Output the whole listing exactly, except for the pictures in it.
★ ★ ★
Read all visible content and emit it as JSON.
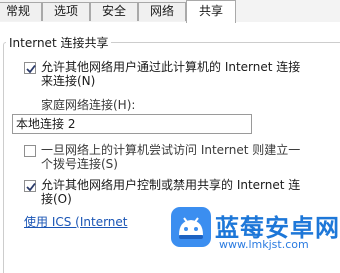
{
  "tabs": [
    {
      "label": "常规"
    },
    {
      "label": "选项"
    },
    {
      "label": "安全"
    },
    {
      "label": "网络"
    },
    {
      "label": "共享",
      "active": true
    }
  ],
  "group": {
    "title": "Internet 连接共享"
  },
  "options": {
    "allow_share_line1": "允许其他网络用户通过此计算机的 Internet 连接",
    "allow_share_line2": "来连接(N)",
    "allow_share_checked": true,
    "home_network_label": "家庭网络连接(H):",
    "home_network_value": "本地连接 2",
    "dial_line1": "一旦网络上的计算机尝试访问 Internet 则建立一",
    "dial_line2": "个拨号连接(S)",
    "dial_checked": false,
    "allow_control_line1": "允许其他网络用户控制或禁用共享的 Internet 连",
    "allow_control_line2": "接(O)",
    "allow_control_checked": true,
    "ics_link": "使用 ICS (Internet"
  },
  "watermark": {
    "title": "蓝莓安卓网",
    "url": "www.lmkjst.com",
    "colors": {
      "title": "#1d77d8",
      "logo_bg": "#3b8ef0"
    }
  }
}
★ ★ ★
◆ The completed task
Read all visible content and emit it as JSON.
{
  "tabs": [
    {
      "label": "常规"
    },
    {
      "label": "选项"
    },
    {
      "label": "安全"
    },
    {
      "label": "网络"
    },
    {
      "label": "共享",
      "active": true
    }
  ],
  "group": {
    "title": "Internet 连接共享"
  },
  "options": {
    "allow_share_line1": "允许其他网络用户通过此计算机的 Internet 连接",
    "allow_share_line2": "来连接(N)",
    "allow_share_checked": true,
    "home_network_label": "家庭网络连接(H):",
    "home_network_value": "本地连接 2",
    "dial_line1": "一旦网络上的计算机尝试访问 Internet 则建立一",
    "dial_line2": "个拨号连接(S)",
    "dial_checked": false,
    "allow_control_line1": "允许其他网络用户控制或禁用共享的 Internet 连",
    "allow_control_line2": "接(O)",
    "allow_control_checked": true,
    "ics_link": "使用 ICS (Internet"
  },
  "watermark": {
    "title": "蓝莓安卓网",
    "url": "www.lmkjst.com",
    "colors": {
      "title": "#1d77d8",
      "logo_bg": "#3b8ef0"
    }
  }
}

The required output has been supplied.